:: Try it ::
Your answer must be an exact copy of the records below, with no pictures in it.

══════

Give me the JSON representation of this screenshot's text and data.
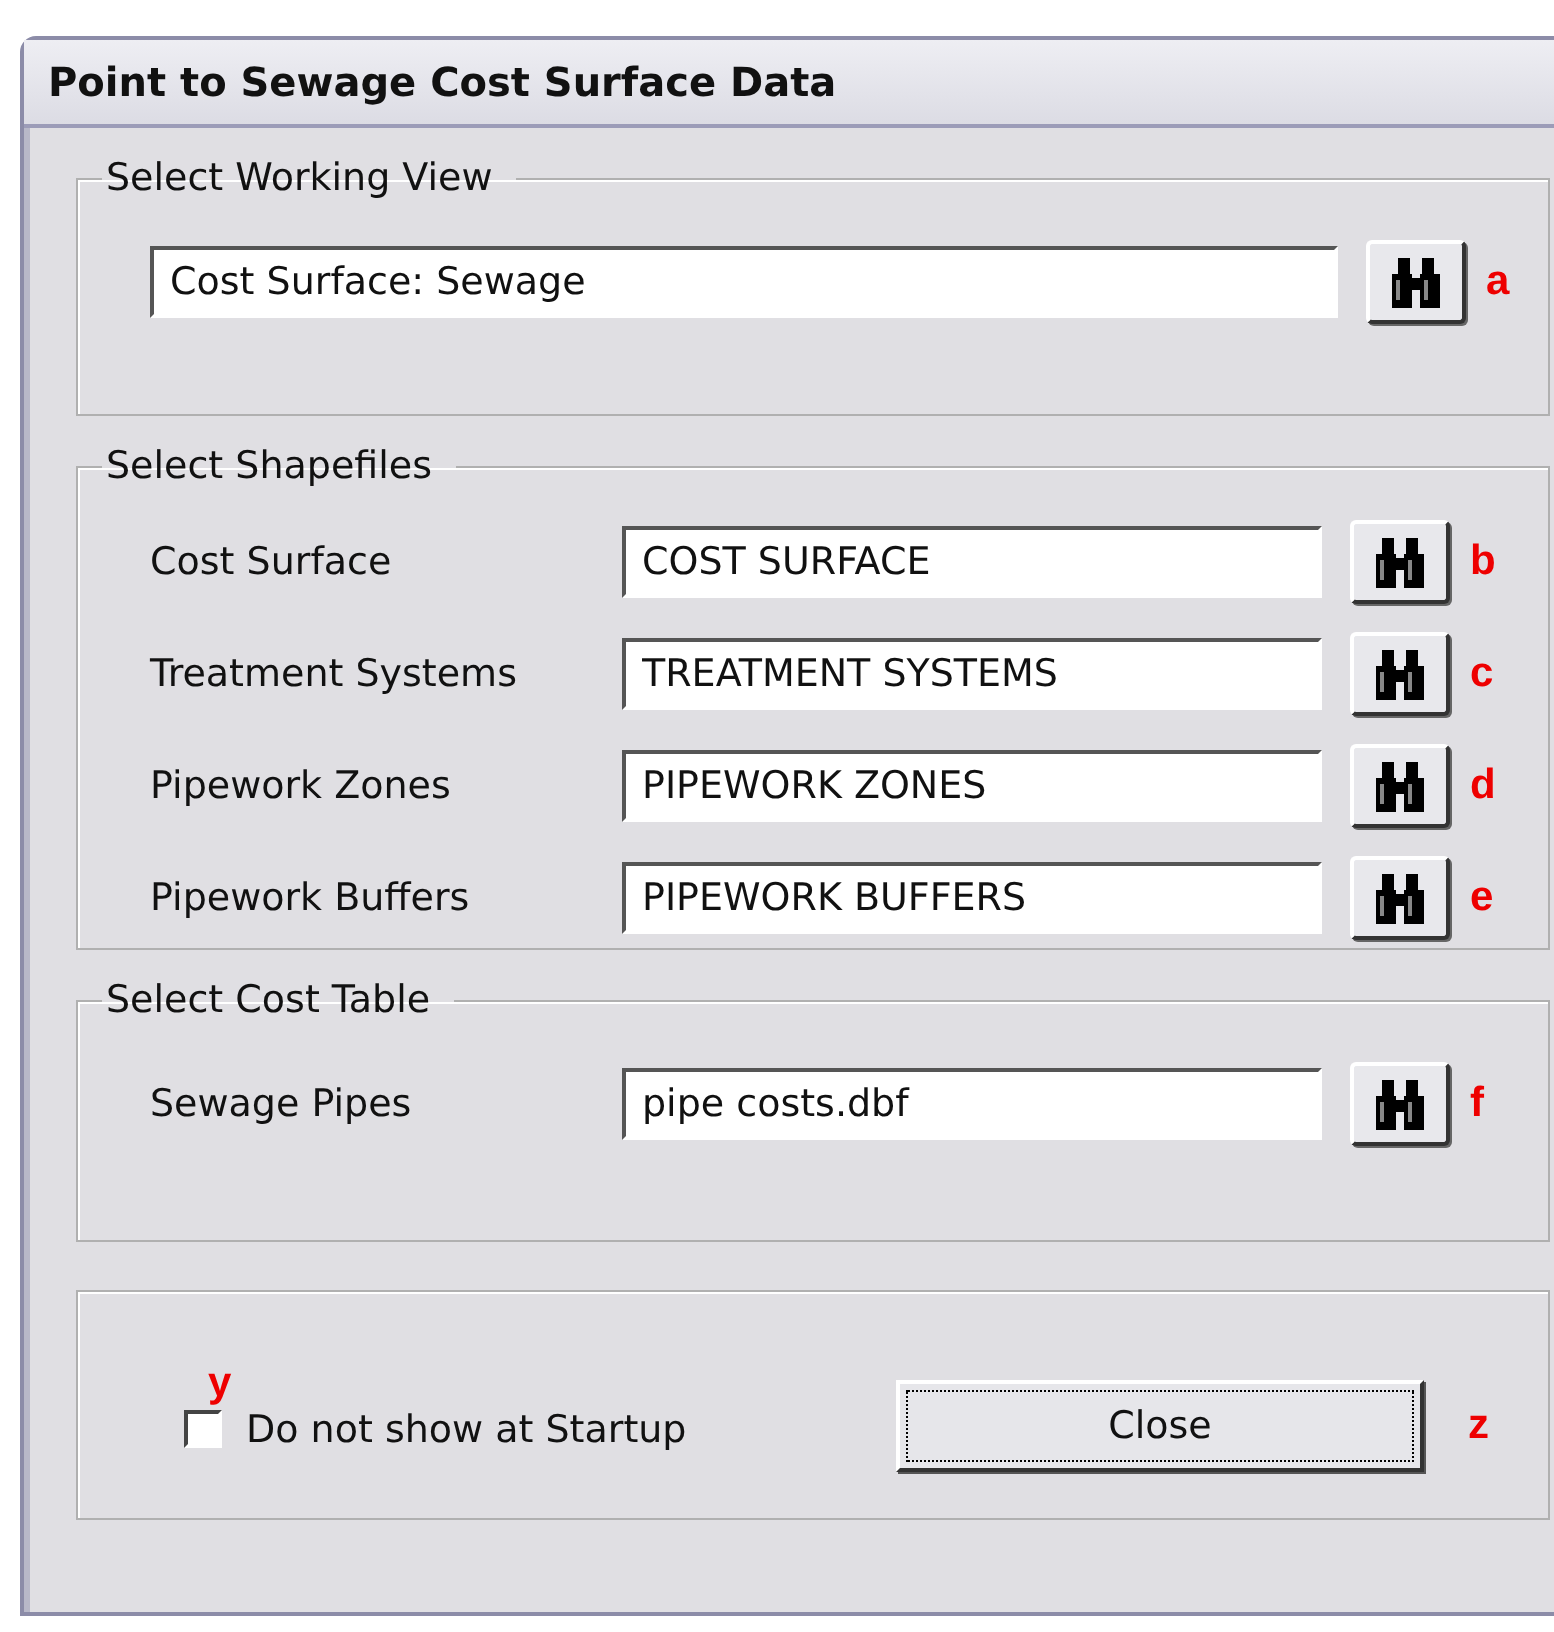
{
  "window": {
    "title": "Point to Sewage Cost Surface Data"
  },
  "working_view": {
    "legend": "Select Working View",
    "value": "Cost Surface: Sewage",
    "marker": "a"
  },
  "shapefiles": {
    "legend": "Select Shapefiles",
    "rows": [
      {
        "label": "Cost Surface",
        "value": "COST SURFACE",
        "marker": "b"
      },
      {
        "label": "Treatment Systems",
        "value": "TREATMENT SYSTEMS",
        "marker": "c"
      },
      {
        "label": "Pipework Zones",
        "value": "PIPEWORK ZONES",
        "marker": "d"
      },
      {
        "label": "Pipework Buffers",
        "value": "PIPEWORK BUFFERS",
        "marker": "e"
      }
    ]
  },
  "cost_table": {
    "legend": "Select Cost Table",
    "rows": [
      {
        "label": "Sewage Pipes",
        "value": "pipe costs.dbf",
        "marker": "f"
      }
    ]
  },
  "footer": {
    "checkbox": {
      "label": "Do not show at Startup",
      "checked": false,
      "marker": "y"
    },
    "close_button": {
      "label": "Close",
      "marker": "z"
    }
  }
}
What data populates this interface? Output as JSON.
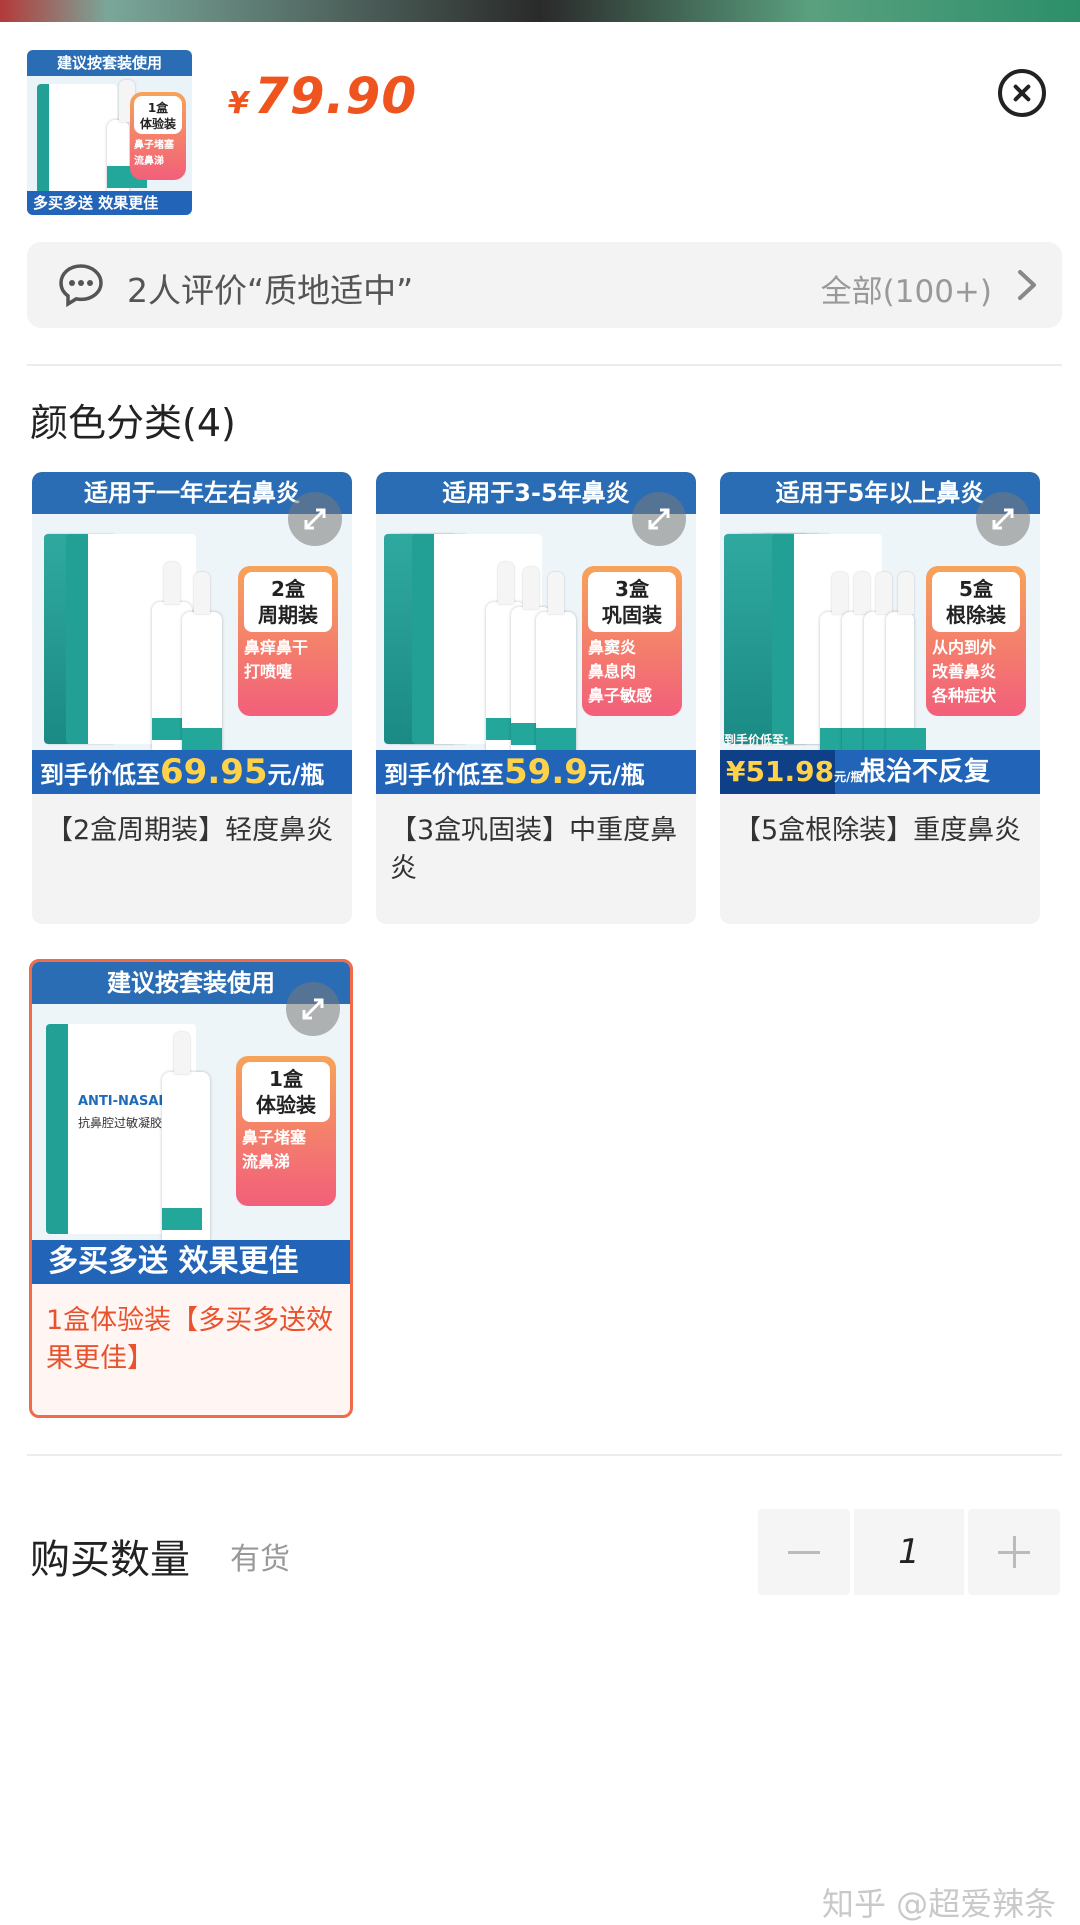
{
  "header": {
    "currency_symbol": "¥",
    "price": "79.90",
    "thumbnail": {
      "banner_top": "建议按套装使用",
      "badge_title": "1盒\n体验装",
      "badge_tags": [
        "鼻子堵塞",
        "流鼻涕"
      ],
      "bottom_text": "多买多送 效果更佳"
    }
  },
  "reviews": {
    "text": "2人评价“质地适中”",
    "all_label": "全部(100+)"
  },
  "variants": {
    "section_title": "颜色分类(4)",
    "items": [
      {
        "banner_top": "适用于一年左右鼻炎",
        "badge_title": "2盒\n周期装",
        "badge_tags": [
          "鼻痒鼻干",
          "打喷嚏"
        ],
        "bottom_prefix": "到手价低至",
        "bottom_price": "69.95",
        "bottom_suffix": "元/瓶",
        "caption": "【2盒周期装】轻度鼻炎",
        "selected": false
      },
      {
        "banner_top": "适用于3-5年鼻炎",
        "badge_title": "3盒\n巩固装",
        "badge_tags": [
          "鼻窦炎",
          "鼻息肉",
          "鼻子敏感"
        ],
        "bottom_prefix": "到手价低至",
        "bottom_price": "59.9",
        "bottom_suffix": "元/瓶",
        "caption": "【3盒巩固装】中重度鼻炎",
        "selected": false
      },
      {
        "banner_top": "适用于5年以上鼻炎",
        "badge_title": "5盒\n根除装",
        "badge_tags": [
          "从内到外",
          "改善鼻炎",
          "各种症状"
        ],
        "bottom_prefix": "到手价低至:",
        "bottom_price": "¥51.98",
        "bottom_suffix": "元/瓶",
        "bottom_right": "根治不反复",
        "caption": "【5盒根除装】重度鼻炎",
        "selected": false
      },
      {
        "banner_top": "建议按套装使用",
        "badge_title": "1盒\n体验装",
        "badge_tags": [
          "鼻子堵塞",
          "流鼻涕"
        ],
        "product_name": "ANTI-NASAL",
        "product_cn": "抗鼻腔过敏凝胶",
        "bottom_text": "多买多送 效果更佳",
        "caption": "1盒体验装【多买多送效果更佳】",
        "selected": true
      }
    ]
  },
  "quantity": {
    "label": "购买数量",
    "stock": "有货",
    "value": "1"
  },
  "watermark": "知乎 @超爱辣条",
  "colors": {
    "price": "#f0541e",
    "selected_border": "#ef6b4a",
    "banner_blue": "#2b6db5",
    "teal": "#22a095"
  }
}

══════

:: Reply to the exercise ::
Give me the JSON representation of this screenshot's text and data.
{
  "window": {
    "title": "Point to Sewage Cost Surface Data"
  },
  "working_view": {
    "legend": "Select Working View",
    "value": "Cost Surface: Sewage",
    "marker": "a"
  },
  "shapefiles": {
    "legend": "Select Shapefiles",
    "rows": [
      {
        "label": "Cost Surface",
        "value": "COST SURFACE",
        "marker": "b"
      },
      {
        "label": "Treatment Systems",
        "value": "TREATMENT SYSTEMS",
        "marker": "c"
      },
      {
        "label": "Pipework Zones",
        "value": "PIPEWORK ZONES",
        "marker": "d"
      },
      {
        "label": "Pipework Buffers",
        "value": "PIPEWORK BUFFERS",
        "marker": "e"
      }
    ]
  },
  "cost_table": {
    "legend": "Select Cost Table",
    "rows": [
      {
        "label": "Sewage Pipes",
        "value": "pipe costs.dbf",
        "marker": "f"
      }
    ]
  },
  "footer": {
    "checkbox": {
      "label": "Do not show at Startup",
      "checked": false,
      "marker": "y"
    },
    "close_button": {
      "label": "Close",
      "marker": "z"
    }
  }
}
What data populates this interface? Output as JSON.
{
  "header": {
    "currency_symbol": "¥",
    "price": "79.90",
    "thumbnail": {
      "banner_top": "建议按套装使用",
      "badge_title": "1盒\n体验装",
      "badge_tags": [
        "鼻子堵塞",
        "流鼻涕"
      ],
      "bottom_text": "多买多送 效果更佳"
    }
  },
  "reviews": {
    "text": "2人评价“质地适中”",
    "all_label": "全部(100+)"
  },
  "variants": {
    "section_title": "颜色分类(4)",
    "items": [
      {
        "banner_top": "适用于一年左右鼻炎",
        "badge_title": "2盒\n周期装",
        "badge_tags": [
          "鼻痒鼻干",
          "打喷嚏"
        ],
        "bottom_prefix": "到手价低至",
        "bottom_price": "69.95",
        "bottom_suffix": "元/瓶",
        "caption": "【2盒周期装】轻度鼻炎",
        "selected": false
      },
      {
        "banner_top": "适用于3-5年鼻炎",
        "badge_title": "3盒\n巩固装",
        "badge_tags": [
          "鼻窦炎",
          "鼻息肉",
          "鼻子敏感"
        ],
        "bottom_prefix": "到手价低至",
        "bottom_price": "59.9",
        "bottom_suffix": "元/瓶",
        "caption": "【3盒巩固装】中重度鼻炎",
        "selected": false
      },
      {
        "banner_top": "适用于5年以上鼻炎",
        "badge_title": "5盒\n根除装",
        "badge_tags": [
          "从内到外",
          "改善鼻炎",
          "各种症状"
        ],
        "bottom_prefix": "到手价低至:",
        "bottom_price": "¥51.98",
        "bottom_suffix": "元/瓶",
        "bottom_right": "根治不反复",
        "caption": "【5盒根除装】重度鼻炎",
        "selected": false
      },
      {
        "banner_top": "建议按套装使用",
        "badge_title": "1盒\n体验装",
        "badge_tags": [
          "鼻子堵塞",
          "流鼻涕"
        ],
        "product_name": "ANTI-NASAL",
        "product_cn": "抗鼻腔过敏凝胶",
        "bottom_text": "多买多送 效果更佳",
        "caption": "1盒体验装【多买多送效果更佳】",
        "selected": true
      }
    ]
  },
  "quantity": {
    "label": "购买数量",
    "stock": "有货",
    "value": "1"
  },
  "watermark": "知乎 @超爱辣条",
  "colors": {
    "price": "#f0541e",
    "selected_border": "#ef6b4a",
    "banner_blue": "#2b6db5",
    "teal": "#22a095"
  }
}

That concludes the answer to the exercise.